Task directions: Each line of the data below should be repeated exactly.

[Stored dataset items]
--------------------------------------------------

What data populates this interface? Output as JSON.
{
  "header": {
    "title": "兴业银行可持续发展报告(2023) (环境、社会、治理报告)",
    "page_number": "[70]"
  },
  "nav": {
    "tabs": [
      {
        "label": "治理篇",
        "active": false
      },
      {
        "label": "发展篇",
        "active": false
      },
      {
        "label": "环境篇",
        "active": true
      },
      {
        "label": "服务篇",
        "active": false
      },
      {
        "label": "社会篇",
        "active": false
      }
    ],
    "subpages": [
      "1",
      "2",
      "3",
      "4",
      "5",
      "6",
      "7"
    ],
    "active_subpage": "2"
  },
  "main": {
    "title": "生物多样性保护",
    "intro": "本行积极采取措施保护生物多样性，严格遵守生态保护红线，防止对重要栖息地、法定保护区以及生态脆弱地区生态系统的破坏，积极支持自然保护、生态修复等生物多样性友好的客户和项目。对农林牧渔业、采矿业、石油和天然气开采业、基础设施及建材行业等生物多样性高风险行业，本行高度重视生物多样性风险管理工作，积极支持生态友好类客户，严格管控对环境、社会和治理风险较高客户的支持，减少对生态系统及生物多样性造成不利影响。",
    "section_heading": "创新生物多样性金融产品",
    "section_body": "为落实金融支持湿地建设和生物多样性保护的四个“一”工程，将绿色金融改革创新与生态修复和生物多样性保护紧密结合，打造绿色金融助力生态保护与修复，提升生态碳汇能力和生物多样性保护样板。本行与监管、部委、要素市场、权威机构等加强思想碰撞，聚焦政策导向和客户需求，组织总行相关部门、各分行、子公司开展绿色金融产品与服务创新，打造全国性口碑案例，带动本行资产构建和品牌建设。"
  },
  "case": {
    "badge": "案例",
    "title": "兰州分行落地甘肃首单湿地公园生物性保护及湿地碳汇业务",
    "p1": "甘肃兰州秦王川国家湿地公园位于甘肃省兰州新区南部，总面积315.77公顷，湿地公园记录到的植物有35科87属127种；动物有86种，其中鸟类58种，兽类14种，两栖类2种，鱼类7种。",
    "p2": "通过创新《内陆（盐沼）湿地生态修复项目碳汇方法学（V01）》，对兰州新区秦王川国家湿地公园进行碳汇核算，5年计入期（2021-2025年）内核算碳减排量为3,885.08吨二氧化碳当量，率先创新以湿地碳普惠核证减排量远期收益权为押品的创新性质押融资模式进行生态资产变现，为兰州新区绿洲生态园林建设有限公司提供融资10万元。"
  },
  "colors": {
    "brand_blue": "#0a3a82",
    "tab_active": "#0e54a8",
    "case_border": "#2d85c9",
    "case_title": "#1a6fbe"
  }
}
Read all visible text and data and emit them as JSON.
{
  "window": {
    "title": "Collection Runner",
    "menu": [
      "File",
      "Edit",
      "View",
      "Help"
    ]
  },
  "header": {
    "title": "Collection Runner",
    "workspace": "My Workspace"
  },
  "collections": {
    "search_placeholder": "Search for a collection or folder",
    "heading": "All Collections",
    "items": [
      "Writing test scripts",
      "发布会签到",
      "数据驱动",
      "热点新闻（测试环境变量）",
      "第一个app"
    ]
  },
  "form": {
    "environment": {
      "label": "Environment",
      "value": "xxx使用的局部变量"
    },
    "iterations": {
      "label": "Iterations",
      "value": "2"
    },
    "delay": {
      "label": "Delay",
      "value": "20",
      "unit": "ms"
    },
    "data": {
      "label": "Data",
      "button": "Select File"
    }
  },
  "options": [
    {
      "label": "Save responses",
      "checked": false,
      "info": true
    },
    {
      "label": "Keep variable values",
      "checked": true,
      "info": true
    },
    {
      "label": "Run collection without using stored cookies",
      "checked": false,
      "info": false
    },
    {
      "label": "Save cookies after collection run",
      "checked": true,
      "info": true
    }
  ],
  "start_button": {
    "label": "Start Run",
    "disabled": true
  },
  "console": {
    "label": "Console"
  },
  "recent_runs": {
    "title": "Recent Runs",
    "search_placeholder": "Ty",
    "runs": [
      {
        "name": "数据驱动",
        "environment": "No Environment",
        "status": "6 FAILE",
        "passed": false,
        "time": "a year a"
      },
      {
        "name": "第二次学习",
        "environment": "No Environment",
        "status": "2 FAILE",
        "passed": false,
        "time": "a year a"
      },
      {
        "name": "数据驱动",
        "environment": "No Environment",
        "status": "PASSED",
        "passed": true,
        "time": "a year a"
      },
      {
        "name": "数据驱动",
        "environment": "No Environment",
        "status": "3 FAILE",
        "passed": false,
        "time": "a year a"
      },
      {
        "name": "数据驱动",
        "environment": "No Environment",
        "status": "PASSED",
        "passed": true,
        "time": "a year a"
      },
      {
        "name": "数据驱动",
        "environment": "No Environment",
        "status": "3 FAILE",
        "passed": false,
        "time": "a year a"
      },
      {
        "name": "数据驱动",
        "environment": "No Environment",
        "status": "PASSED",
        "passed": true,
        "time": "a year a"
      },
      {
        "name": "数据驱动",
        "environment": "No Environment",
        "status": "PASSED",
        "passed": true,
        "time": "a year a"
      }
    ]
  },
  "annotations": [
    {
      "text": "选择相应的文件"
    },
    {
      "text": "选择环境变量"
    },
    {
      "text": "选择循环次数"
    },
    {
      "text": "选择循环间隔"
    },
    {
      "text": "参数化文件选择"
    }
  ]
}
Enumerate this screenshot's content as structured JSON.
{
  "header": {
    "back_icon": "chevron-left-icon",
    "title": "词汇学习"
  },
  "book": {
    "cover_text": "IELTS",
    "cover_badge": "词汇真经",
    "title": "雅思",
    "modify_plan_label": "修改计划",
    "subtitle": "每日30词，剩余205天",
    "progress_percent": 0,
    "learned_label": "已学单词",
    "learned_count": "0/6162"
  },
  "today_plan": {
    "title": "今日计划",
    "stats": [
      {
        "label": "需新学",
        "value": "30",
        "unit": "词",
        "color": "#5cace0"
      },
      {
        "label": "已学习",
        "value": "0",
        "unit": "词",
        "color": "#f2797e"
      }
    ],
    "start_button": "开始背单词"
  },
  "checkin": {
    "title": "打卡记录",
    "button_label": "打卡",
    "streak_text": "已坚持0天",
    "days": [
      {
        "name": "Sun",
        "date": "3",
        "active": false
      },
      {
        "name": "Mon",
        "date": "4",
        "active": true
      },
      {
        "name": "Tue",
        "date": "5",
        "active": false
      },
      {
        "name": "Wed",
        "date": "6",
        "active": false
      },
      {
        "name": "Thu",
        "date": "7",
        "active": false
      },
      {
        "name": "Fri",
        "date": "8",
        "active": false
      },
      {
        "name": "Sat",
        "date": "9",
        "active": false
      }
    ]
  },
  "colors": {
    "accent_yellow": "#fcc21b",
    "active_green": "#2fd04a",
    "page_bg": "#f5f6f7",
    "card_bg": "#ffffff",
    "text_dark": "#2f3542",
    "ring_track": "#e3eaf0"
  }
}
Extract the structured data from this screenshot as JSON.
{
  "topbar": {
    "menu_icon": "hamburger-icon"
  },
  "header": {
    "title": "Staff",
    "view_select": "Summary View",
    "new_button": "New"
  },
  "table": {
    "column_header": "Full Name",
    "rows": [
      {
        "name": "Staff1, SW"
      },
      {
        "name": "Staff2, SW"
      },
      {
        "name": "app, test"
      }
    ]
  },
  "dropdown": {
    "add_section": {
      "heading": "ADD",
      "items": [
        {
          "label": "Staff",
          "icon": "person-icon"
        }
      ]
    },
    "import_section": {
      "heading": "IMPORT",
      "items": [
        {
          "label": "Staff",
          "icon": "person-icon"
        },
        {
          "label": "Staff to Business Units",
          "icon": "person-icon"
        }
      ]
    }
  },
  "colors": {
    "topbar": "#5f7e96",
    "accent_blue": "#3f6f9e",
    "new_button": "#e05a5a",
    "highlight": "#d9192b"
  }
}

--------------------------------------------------

Result for this exercise:
What data populates this interface? Output as JSON.
{
  "header": {
    "title": "兴业银行可持续发展报告(2023) (环境、社会、治理报告)",
    "page_number": "[70]"
  },
  "nav": {
    "tabs": [
      {
        "label": "治理篇",
        "active": false
      },
      {
        "label": "发展篇",
        "active": false
      },
      {
        "label": "环境篇",
        "active": true
      },
      {
        "label": "服务篇",
        "active": false
      },
      {
        "label": "社会篇",
        "active": false
      }
    ],
    "subpages": [
      "1",
      "2",
      "3",
      "4",
      "5",
      "6",
      "7"
    ],
    "active_subpage": "2"
  },
  "main": {
    "title": "生物多样性保护",
    "intro": "本行积极采取措施保护生物多样性，严格遵守生态保护红线，防止对重要栖息地、法定保护区以及生态脆弱地区生态系统的破坏，积极支持自然保护、生态修复等生物多样性友好的客户和项目。对农林牧渔业、采矿业、石油和天然气开采业、基础设施及建材行业等生物多样性高风险行业，本行高度重视生物多样性风险管理工作，积极支持生态友好类客户，严格管控对环境、社会和治理风险较高客户的支持，减少对生态系统及生物多样性造成不利影响。",
    "section_heading": "创新生物多样性金融产品",
    "section_body": "为落实金融支持湿地建设和生物多样性保护的四个“一”工程，将绿色金融改革创新与生态修复和生物多样性保护紧密结合，打造绿色金融助力生态保护与修复，提升生态碳汇能力和生物多样性保护样板。本行与监管、部委、要素市场、权威机构等加强思想碰撞，聚焦政策导向和客户需求，组织总行相关部门、各分行、子公司开展绿色金融产品与服务创新，打造全国性口碑案例，带动本行资产构建和品牌建设。"
  },
  "case": {
    "badge": "案例",
    "title": "兰州分行落地甘肃首单湿地公园生物性保护及湿地碳汇业务",
    "p1": "甘肃兰州秦王川国家湿地公园位于甘肃省兰州新区南部，总面积315.77公顷，湿地公园记录到的植物有35科87属127种；动物有86种，其中鸟类58种，兽类14种，两栖类2种，鱼类7种。",
    "p2": "通过创新《内陆（盐沼）湿地生态修复项目碳汇方法学（V01）》，对兰州新区秦王川国家湿地公园进行碳汇核算，5年计入期（2021-2025年）内核算碳减排量为3,885.08吨二氧化碳当量，率先创新以湿地碳普惠核证减排量远期收益权为押品的创新性质押融资模式进行生态资产变现，为兰州新区绿洲生态园林建设有限公司提供融资10万元。"
  },
  "colors": {
    "brand_blue": "#0a3a82",
    "tab_active": "#0e54a8",
    "case_border": "#2d85c9",
    "case_title": "#1a6fbe"
  }
}
Read all visible text and data and emit them as JSON.
{
  "window": {
    "title": "Collection Runner",
    "menu": [
      "File",
      "Edit",
      "View",
      "Help"
    ]
  },
  "header": {
    "title": "Collection Runner",
    "workspace": "My Workspace"
  },
  "collections": {
    "search_placeholder": "Search for a collection or folder",
    "heading": "All Collections",
    "items": [
      "Writing test scripts",
      "发布会签到",
      "数据驱动",
      "热点新闻（测试环境变量）",
      "第一个app"
    ]
  },
  "form": {
    "environment": {
      "label": "Environment",
      "value": "xxx使用的局部变量"
    },
    "iterations": {
      "label": "Iterations",
      "value": "2"
    },
    "delay": {
      "label": "Delay",
      "value": "20",
      "unit": "ms"
    },
    "data": {
      "label": "Data",
      "button": "Select File"
    }
  },
  "options": [
    {
      "label": "Save responses",
      "checked": false,
      "info": true
    },
    {
      "label": "Keep variable values",
      "checked": true,
      "info": true
    },
    {
      "label": "Run collection without using stored cookies",
      "checked": false,
      "info": false
    },
    {
      "label": "Save cookies after collection run",
      "checked": true,
      "info": true
    }
  ],
  "start_button": {
    "label": "Start Run",
    "disabled": true
  },
  "console": {
    "label": "Console"
  },
  "recent_runs": {
    "title": "Recent Runs",
    "search_placeholder": "Ty",
    "runs": [
      {
        "name": "数据驱动",
        "environment": "No Environment",
        "status": "6 FAILE",
        "passed": false,
        "time": "a year a"
      },
      {
        "name": "第二次学习",
        "environment": "No Environment",
        "status": "2 FAILE",
        "passed": false,
        "time": "a year a"
      },
      {
        "name": "数据驱动",
        "environment": "No Environment",
        "status": "PASSED",
        "passed": true,
        "time": "a year a"
      },
      {
        "name": "数据驱动",
        "environment": "No Environment",
        "status": "3 FAILE",
        "passed": false,
        "time": "a year a"
      },
      {
        "name": "数据驱动",
        "environment": "No Environment",
        "status": "PASSED",
        "passed": true,
        "time": "a year a"
      },
      {
        "name": "数据驱动",
        "environment": "No Environment",
        "status": "3 FAILE",
        "passed": false,
        "time": "a year a"
      },
      {
        "name": "数据驱动",
        "environment": "No Environment",
        "status": "PASSED",
        "passed": true,
        "time": "a year a"
      },
      {
        "name": "数据驱动",
        "environment": "No Environment",
        "status": "PASSED",
        "passed": true,
        "time": "a year a"
      }
    ]
  },
  "annotations": [
    {
      "text": "选择相应的文件"
    },
    {
      "text": "选择环境变量"
    },
    {
      "text": "选择循环次数"
    },
    {
      "text": "选择循环间隔"
    },
    {
      "text": "参数化文件选择"
    }
  ]
}
Enumerate this screenshot's content as structured JSON.
{
  "header": {
    "back_icon": "chevron-left-icon",
    "title": "词汇学习"
  },
  "book": {
    "cover_text": "IELTS",
    "cover_badge": "词汇真经",
    "title": "雅思",
    "modify_plan_label": "修改计划",
    "subtitle": "每日30词，剩余205天",
    "progress_percent": 0,
    "learned_label": "已学单词",
    "learned_count": "0/6162"
  },
  "today_plan": {
    "title": "今日计划",
    "stats": [
      {
        "label": "需新学",
        "value": "30",
        "unit": "词",
        "color": "#5cace0"
      },
      {
        "label": "已学习",
        "value": "0",
        "unit": "词",
        "color": "#f2797e"
      }
    ],
    "start_button": "开始背单词"
  },
  "checkin": {
    "title": "打卡记录",
    "button_label": "打卡",
    "streak_text": "已坚持0天",
    "days": [
      {
        "name": "Sun",
        "date": "3",
        "active": false
      },
      {
        "name": "Mon",
        "date": "4",
        "active": true
      },
      {
        "name": "Tue",
        "date": "5",
        "active": false
      },
      {
        "name": "Wed",
        "date": "6",
        "active": false
      },
      {
        "name": "Thu",
        "date": "7",
        "active": false
      },
      {
        "name": "Fri",
        "date": "8",
        "active": false
      },
      {
        "name": "Sat",
        "date": "9",
        "active": false
      }
    ]
  },
  "colors": {
    "accent_yellow": "#fcc21b",
    "active_green": "#2fd04a",
    "page_bg": "#f5f6f7",
    "card_bg": "#ffffff",
    "text_dark": "#2f3542",
    "ring_track": "#e3eaf0"
  }
}
Extract the structured data from this screenshot as JSON.
{
  "topbar": {
    "menu_icon": "hamburger-icon"
  },
  "header": {
    "title": "Staff",
    "view_select": "Summary View",
    "new_button": "New"
  },
  "table": {
    "column_header": "Full Name",
    "rows": [
      {
        "name": "Staff1, SW"
      },
      {
        "name": "Staff2, SW"
      },
      {
        "name": "app, test"
      }
    ]
  },
  "dropdown": {
    "add_section": {
      "heading": "ADD",
      "items": [
        {
          "label": "Staff",
          "icon": "person-icon"
        }
      ]
    },
    "import_section": {
      "heading": "IMPORT",
      "items": [
        {
          "label": "Staff",
          "icon": "person-icon"
        },
        {
          "label": "Staff to Business Units",
          "icon": "person-icon"
        }
      ]
    }
  },
  "colors": {
    "topbar": "#5f7e96",
    "accent_blue": "#3f6f9e",
    "new_button": "#e05a5a",
    "highlight": "#d9192b"
  }
}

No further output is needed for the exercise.